Cost accounting is the process of allocating all of the shop's costs associated with generating a sale - designing, scheduling and producing the final product, etc., both direct and indirect. Direct costs include such things as the total wages paid workers, supervisors' salaries, supplies expended, etc. Indirect costs are all of the other expenses associated with keeping the operation going, such as rent, equipment rental, utilities, etc.
Cost accounting can be as simple or as complex as desired. However, as with the cost of money, cost accounting should never be ignored. How, after all, can profitable bids be prepared, discounts offered or prices and fees decided if the operation's expenses are not known?
For example, consider the cost of adding a worker. When Mom and Pop's business hired an employee, they paid him a fair amount without benefits. Mom and Pop assumed, wrongly, that the cost of that employee equaled the wages paid him.

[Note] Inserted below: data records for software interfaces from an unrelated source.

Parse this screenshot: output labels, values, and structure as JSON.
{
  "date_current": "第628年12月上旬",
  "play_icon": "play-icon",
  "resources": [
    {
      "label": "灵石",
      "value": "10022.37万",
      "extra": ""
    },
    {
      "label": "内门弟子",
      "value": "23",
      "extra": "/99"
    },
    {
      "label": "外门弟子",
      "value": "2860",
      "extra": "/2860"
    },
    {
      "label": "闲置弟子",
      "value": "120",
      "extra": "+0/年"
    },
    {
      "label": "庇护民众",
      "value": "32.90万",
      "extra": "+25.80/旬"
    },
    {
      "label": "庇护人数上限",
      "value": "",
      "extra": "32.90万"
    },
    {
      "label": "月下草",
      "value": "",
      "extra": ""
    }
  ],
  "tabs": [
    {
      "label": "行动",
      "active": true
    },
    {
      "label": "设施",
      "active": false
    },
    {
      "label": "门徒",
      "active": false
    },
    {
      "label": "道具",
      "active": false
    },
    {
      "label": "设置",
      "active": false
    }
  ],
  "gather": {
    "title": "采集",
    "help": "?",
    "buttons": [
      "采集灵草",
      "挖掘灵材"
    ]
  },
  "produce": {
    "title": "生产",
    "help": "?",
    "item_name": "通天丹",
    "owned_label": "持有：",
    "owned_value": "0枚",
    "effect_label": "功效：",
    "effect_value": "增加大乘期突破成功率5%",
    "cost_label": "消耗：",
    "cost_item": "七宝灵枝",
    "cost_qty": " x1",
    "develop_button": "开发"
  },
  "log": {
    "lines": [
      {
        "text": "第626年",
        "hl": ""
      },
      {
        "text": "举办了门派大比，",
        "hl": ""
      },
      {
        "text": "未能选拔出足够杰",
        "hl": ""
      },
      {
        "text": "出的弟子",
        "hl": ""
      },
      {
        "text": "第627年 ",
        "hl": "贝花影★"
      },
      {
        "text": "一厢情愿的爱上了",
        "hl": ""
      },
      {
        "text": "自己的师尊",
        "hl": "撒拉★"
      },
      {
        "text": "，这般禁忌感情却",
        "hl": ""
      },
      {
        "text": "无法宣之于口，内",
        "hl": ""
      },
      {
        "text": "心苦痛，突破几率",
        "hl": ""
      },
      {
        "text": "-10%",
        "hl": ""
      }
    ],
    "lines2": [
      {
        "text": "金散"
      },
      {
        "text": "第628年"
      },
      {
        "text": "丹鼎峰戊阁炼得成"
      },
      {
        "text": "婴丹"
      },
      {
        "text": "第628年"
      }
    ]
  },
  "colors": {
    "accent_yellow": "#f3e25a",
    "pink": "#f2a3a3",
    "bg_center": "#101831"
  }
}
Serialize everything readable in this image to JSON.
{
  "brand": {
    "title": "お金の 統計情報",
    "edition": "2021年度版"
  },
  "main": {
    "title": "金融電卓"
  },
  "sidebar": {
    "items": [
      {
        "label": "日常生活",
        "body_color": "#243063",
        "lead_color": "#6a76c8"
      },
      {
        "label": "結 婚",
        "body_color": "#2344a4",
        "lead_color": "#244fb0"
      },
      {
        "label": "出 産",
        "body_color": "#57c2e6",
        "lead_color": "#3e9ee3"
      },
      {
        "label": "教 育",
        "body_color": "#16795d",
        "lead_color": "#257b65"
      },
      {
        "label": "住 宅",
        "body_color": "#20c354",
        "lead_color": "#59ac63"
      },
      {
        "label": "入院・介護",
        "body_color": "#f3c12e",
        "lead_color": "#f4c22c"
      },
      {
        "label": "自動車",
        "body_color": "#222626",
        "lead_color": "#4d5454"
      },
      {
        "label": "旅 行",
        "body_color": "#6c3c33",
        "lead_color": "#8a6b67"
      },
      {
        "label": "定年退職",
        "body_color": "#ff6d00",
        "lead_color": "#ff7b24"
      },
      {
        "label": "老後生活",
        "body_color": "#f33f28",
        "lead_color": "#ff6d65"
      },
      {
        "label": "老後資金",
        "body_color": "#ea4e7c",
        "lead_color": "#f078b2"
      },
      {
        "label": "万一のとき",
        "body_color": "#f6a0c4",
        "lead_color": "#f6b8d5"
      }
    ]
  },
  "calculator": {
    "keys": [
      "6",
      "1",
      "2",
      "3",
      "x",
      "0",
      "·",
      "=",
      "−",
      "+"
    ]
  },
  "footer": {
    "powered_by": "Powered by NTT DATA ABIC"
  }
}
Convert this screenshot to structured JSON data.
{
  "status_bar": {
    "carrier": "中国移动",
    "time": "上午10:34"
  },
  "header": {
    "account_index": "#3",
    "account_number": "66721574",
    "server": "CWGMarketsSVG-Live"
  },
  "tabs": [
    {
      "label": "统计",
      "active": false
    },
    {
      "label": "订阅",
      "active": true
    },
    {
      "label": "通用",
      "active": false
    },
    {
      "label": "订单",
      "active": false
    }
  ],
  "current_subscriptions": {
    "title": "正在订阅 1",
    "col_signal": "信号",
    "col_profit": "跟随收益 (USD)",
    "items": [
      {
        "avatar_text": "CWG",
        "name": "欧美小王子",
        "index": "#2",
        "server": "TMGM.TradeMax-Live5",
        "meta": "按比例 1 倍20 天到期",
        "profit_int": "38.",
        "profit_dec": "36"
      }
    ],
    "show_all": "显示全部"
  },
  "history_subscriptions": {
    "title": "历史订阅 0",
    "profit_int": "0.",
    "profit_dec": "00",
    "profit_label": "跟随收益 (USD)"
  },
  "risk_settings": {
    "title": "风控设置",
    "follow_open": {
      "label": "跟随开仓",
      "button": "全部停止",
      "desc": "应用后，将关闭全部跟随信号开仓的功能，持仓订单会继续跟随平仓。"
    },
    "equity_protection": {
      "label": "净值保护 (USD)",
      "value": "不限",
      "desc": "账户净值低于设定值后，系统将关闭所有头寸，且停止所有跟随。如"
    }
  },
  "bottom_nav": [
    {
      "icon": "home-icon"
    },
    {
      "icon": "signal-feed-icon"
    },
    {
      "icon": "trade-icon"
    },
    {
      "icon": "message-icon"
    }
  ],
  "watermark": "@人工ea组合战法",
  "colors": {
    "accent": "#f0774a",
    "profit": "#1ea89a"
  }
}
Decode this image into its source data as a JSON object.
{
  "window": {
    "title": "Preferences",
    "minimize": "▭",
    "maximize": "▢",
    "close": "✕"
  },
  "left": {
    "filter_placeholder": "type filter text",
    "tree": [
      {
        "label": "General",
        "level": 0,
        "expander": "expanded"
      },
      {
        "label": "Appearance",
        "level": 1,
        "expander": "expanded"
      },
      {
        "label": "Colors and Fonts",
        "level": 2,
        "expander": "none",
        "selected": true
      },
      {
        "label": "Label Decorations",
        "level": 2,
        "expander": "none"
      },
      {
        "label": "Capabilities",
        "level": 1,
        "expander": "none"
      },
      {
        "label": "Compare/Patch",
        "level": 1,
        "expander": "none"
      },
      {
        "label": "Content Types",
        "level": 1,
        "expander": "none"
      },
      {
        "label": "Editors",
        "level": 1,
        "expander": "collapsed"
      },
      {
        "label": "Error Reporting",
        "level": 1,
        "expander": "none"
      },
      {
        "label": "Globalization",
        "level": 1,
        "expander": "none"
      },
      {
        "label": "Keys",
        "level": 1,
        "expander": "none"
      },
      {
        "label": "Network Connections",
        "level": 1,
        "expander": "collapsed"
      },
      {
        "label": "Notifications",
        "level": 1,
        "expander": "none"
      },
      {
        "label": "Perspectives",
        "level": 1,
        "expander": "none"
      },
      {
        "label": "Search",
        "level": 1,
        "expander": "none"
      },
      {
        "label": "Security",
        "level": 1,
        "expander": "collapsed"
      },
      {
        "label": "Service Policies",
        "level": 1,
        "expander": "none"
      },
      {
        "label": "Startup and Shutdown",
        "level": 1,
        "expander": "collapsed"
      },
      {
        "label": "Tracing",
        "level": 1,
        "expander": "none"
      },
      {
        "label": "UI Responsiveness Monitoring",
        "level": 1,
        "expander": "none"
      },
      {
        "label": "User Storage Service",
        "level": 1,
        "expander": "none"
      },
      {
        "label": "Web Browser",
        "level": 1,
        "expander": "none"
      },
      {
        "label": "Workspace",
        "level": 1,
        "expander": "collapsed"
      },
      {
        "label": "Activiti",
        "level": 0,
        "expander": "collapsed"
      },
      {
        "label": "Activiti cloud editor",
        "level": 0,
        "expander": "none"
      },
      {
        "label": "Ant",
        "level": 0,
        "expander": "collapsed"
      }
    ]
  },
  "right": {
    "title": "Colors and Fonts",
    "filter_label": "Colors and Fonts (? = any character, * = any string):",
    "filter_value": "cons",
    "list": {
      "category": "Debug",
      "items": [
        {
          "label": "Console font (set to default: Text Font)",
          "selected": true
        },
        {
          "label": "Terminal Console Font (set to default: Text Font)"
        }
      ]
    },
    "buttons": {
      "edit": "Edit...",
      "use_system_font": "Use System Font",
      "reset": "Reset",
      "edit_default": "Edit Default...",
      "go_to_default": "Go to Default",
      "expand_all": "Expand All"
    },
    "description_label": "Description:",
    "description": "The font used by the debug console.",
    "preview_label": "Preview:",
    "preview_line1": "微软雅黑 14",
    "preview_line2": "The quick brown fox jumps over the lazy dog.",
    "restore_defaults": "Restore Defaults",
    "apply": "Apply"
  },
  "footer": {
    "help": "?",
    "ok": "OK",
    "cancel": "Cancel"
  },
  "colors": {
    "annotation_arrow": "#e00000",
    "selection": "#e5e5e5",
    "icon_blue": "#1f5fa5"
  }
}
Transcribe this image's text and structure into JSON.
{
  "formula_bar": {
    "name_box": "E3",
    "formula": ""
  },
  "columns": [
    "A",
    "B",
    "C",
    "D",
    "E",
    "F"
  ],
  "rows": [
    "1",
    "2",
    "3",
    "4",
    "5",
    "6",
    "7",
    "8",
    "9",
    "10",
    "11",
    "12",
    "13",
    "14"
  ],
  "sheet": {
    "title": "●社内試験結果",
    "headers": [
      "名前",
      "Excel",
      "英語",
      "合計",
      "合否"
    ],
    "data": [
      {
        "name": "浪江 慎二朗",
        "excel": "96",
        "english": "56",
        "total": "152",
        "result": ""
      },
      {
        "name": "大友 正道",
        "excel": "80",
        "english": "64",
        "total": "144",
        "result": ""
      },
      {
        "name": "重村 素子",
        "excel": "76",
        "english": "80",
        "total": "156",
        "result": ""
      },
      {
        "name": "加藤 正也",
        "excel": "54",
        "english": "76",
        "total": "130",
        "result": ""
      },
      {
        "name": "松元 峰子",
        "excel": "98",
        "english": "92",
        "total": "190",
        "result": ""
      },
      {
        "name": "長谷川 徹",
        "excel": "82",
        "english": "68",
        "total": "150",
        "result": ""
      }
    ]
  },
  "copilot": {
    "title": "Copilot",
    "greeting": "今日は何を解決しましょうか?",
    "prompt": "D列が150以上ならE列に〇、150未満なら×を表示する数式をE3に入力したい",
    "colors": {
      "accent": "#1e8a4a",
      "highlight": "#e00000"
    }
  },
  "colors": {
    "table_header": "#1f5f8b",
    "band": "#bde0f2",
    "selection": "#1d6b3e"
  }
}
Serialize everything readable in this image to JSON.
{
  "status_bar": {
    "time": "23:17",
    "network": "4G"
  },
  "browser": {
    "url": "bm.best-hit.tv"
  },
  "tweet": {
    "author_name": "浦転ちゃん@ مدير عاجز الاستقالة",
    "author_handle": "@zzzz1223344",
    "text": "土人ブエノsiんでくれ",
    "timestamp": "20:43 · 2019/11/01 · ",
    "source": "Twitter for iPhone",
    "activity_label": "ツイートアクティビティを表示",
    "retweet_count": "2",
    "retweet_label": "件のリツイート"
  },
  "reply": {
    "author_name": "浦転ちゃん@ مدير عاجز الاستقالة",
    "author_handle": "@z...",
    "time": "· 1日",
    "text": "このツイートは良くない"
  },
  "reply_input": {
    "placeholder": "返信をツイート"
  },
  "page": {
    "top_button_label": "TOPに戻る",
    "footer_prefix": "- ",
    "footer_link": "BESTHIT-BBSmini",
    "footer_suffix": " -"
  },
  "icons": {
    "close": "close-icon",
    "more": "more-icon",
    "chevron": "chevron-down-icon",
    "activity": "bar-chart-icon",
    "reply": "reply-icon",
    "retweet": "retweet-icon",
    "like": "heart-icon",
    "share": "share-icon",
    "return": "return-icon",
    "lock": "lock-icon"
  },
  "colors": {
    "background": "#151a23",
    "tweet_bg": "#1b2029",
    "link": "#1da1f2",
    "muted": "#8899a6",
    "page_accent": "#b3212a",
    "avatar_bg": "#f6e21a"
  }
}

They were correct in assuming that the addition of an employee adds to the cost of doing business. But the true "cost" of that employee is more than the wages paid. There is also the amount paid for matching FICA contributions and unemployment taxes and don't forget the cost of workers' compensation insurance. There is also the woodshop's insurance expense to be considered. Employees, after all, increase risk, a liability that is covered by insurance.
Establish a system, create a goal
Because cost accounting can be fairly complicated, the help of an accountant or CPA might be advisable. The money spent for professional guidance will be well worth it.
Conventional cost accounting, such as that used in many software programs, usually places support costs into a pool that is distributed across the operation's cost centers or services. This can distort actual costs as illustrated by a job that requires 10 estimates and 10 sales calls before finally winning the job. In most costing software programs, this job is usually assigned the same support costs as a job requiring fewer estimates or sales calls.
Accounting for costs, reducing costs
Obviously, cost accounting can do more than merely determine the cost of a job or service performed. Once known - and understood - every woodworking professional can locate and reduce any expenses that are out of line.
Many shops begin the costing process by comparing this month's expense figures with last month's or with the same month last year. Eventually, year-to-date expenses are compared with comparable figures from last year. Then an attempt is made to explain any discrepancies between the figures in different accounting periods and, perhaps, to fix the blame for costs that have increased.
If, for example, supply expenses represented 2 percent of sales last year and shot up to 15 percent this year, why is that? Equally important, that analysis also provides a real insight into the fiscal health of the woodshop. The woodworking business's financial health has its bearing on much more than the bottom line or profits. It can also affect both the cost and the availability of financing.
Taking financial control of your woodworking business means, as already mentioned, knowing and understanding the cost of money. It also means accounting for costs in order to understand what each service, contract or job actually costs your operation. That same cost accounting can also use the discrepancies revealed by the costing analysis to discover why costs have been rising.
Accounting for costs allows you, the woodworking professional, to price your products and/or services more realistically, allowing those costs to be passed to the customer. Cost accounting is also invaluable when determining what a particular job actually cost or, if detailed enough, cost accounting can reveal what your "best customer" actually cost you and your woodworking business.
Mark E. Battersby is a freelance tax and financial writer based in Ardmore, Pa.
This article originally appeared in the December 2009 issue.